If the family has proper mental care, I would back off.
They are healing their wounds and learning to cope with their mental health.

It is not OP's job to rescue the gd when OP is a crucial part of the background that may have been part of what is going on now

Libbylou99 Fri 30-Oct-20 21:19:49

Thanks all - my child protection training tells me this is the right thing to do but it’s good to have this bolstered by talking to others. It just feels like such a big step when it is your own family. I think I am letting my own guilt stop me from action but as you say all adults have a duty of care for a minor.

petra Fri 30-Oct-20 20:51:14

libbylou my grandaughters welfare would come first in this situation. She's a child with 2 parents who don't appear to be acknowledging her needs.
Apologies if that sounds harsh but children always come first in these situations. They haven't got a voice and someone has to speak up for them.

V3ra Fri 30-Oct-20 20:47:04

Libbylou99 the one thing that is drummed into us at all my training courses is that "Safeguarding is everyone's concern."
Even more so when it's your granddaughter x

V3ra Fri 30-Oct-20 20:35:18

Illte yes I should have said "tell the school about your justified concerns..."
I agree they might not wish to have a discussion with Libbylou99 but they ought to be prepared to listen to her. It might tie in with their own observations.

Libbylou99 Fri 30-Oct-20 20:33:40

Undoubtedly a factor but the issue is even if dd needs space right now should I ignore the risks this pose to my granddaughter’s well-being. As the only adult aware of the situation I feel I m letting her down

Libbylou99 Fri 30-Oct-20 20:30:16

For feted read affected

Libbylou99 Fri 30-Oct-20 20:29:39

Thanks all i think you are right re supporting from a distance and being patient. Having said that I am concerned that my granddaughter is being feted by this. I have spoken to the school before in confidence ( I am an ex senco which I think helped facilitate a discussion). I subsequently suggested to my dd that she makes me an emergency contact think I will get back to the head also take the advice re a conversation with social services without making a report at this stage. Quite scared but cannot just stand by as the only other adult in her life.

Illte Fri 30-Oct-20 19:39:36

I take my first comment back Libby. Doesn’t sound too much at all 🙂
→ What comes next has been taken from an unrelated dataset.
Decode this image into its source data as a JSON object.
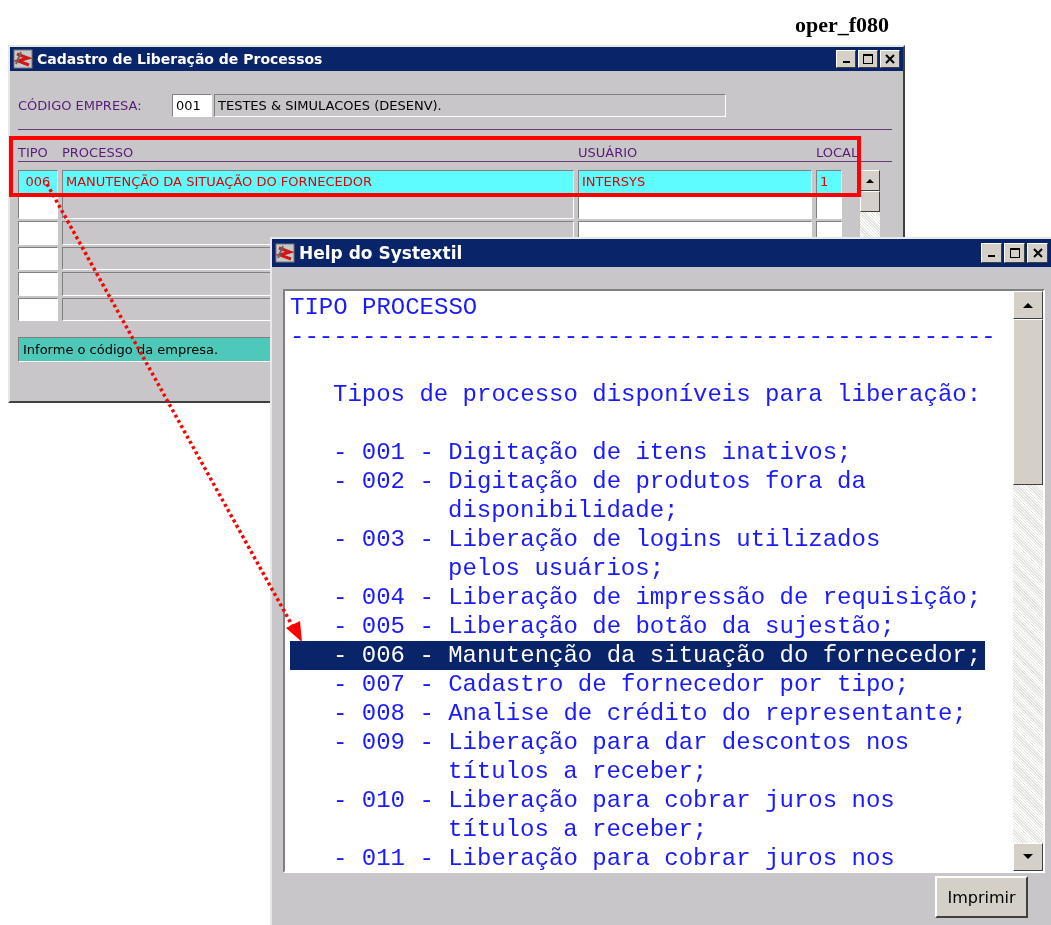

Luckygirl Fri 30-Oct-20 19:35:17

Please do not blame yourself - life throws stuff at us and we just have to do our best at the time it happens. You do not know that your DD would have been free of MH problems in any other scenario.

Sometimes when people go through therapy it does throw up memories which impact on family and those around them. Just try and keep the door open and send messages.

Good luck with all this.

Illte Fri 30-Oct-20 19:33:33

Just to say a school can’t discuss a child with anyone except parents or someone in a designated caring capacity.

Don’t be disappointed if you get a firm rejection to a phone call to the school.

Hithere Fri 30-Oct-20 19:29:03

Looks like your dd is taking all the measures to take care of her mental health and her family's. They are definitely in a rough spot

"The background to all this is that I was married to a deceptive and manipulative man. I put up with too much divorcing him when I discovered he had 3 children with other women. My daughter has undoubtedly been severely effected by this."
Could this a factor why your dd has estranged?

V3ra Fri 30-Oct-20 19:11:27

I would be seriously concerned for the whole family. There are mental health professionals involved but their advice is not being followed.

Your granddaughter is suffering emotionally, even if it is unintentional.

You can phone the children's social services in their area and talk in confidence to them.

You could also phone your granddaughter's school and talk to them about your justified concerns.

This situation could very easily get out of hand. Please don't ignore it.